> _Problem_:
Search the data below for the string "company". Extract every line that contains it.

Dataset rows for apps and sites:
******

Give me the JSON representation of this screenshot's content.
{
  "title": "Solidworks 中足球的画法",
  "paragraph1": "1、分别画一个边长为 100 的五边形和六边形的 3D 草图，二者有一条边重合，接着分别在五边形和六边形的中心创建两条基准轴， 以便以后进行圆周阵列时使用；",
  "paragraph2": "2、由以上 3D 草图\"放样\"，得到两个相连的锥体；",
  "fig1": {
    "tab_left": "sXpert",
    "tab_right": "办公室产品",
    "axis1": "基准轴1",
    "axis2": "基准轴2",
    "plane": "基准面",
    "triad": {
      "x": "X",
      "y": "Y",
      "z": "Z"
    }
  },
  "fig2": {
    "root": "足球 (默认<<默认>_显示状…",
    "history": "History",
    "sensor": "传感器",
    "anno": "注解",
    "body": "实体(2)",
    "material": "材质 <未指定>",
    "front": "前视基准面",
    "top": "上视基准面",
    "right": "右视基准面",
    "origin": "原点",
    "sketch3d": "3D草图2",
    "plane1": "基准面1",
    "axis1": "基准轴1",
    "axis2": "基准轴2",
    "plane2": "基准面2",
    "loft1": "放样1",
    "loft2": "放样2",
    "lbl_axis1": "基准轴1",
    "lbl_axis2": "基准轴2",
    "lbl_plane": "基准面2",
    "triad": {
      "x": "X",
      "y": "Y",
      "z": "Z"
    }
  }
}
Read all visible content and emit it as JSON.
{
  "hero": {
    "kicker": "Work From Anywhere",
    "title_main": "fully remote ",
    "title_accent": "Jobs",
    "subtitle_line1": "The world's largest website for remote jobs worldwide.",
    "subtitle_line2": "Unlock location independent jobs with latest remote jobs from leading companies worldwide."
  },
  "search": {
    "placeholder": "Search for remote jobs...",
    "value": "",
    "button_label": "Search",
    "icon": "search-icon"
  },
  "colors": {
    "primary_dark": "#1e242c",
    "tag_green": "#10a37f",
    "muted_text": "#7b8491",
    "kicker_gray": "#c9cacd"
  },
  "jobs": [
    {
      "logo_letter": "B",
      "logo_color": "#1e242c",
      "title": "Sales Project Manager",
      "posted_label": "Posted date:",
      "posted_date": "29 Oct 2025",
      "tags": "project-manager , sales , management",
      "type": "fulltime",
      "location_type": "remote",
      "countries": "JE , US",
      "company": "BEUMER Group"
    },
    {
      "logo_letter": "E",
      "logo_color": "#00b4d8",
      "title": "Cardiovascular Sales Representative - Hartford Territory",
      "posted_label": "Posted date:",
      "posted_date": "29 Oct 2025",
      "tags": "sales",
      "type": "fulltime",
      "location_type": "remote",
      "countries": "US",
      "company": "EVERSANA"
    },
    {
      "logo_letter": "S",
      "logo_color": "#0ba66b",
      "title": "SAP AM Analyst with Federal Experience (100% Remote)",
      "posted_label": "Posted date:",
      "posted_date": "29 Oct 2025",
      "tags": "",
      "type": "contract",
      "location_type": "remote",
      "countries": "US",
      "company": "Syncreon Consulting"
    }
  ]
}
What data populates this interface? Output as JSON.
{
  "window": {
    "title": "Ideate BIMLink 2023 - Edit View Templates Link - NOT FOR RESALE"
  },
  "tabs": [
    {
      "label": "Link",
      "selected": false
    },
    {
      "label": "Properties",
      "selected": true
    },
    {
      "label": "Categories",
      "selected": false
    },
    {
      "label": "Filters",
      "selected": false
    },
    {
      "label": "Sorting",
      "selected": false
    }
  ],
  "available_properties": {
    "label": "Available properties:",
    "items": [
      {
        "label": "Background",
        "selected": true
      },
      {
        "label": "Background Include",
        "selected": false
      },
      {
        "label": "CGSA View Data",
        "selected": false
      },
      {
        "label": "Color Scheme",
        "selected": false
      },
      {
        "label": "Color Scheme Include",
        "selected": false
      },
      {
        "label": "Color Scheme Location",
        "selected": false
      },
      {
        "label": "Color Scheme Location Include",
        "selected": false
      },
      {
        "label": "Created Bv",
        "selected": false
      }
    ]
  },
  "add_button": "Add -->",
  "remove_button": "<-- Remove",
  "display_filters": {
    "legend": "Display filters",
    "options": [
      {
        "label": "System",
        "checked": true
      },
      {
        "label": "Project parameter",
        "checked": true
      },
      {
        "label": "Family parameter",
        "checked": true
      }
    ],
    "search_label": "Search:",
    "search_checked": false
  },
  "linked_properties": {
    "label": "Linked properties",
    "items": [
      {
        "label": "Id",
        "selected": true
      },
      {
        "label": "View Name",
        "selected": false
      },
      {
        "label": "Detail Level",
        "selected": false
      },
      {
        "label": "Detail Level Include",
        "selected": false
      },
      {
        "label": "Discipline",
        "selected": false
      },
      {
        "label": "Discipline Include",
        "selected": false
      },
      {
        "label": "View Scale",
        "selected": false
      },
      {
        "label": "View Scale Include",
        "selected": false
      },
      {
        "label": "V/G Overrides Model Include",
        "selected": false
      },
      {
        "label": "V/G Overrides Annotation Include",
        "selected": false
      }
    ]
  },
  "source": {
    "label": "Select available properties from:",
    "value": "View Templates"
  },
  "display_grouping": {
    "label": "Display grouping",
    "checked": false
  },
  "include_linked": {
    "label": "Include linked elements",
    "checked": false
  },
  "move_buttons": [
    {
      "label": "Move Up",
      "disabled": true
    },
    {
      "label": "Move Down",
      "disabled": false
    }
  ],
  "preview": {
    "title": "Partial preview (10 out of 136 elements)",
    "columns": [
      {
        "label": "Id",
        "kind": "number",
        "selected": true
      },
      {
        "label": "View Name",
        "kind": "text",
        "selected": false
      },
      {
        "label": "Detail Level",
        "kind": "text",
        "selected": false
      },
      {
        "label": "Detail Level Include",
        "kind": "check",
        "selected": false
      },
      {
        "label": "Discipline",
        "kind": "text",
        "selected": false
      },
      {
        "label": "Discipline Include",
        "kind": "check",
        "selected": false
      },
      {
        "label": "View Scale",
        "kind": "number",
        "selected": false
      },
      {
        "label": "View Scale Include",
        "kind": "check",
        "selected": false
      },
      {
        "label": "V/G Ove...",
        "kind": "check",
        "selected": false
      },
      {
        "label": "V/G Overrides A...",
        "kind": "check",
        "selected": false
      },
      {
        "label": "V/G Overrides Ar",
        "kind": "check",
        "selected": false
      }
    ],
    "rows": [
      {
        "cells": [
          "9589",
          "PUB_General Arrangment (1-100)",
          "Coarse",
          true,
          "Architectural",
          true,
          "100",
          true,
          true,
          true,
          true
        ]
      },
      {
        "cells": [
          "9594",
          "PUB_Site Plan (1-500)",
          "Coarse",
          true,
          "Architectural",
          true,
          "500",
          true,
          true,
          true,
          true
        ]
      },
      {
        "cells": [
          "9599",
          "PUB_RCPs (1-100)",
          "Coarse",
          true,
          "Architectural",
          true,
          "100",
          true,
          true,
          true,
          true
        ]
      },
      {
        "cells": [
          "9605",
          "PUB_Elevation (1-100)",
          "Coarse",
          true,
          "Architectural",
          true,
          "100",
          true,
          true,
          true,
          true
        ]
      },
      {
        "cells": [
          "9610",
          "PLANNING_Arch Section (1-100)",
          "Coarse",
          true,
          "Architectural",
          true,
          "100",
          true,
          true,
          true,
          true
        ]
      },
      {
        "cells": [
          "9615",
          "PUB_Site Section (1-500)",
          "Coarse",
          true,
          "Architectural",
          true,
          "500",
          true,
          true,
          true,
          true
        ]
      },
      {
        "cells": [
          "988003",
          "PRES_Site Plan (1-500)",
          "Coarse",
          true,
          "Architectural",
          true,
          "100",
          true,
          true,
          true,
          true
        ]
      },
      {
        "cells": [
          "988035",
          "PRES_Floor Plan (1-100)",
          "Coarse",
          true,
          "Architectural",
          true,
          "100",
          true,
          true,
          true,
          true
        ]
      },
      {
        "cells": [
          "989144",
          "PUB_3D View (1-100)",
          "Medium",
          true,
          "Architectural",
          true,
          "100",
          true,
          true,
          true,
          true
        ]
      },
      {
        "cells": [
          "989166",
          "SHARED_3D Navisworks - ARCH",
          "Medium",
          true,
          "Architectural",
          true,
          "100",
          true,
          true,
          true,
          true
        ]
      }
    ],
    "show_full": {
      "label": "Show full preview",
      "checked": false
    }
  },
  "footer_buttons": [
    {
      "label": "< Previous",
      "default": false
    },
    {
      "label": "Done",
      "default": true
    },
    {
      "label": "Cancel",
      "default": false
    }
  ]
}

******

> _Written answer_:
      "company": "BEUMER Group"
      "company": "EVERSANA"
      "company": "Syncreon Consulting"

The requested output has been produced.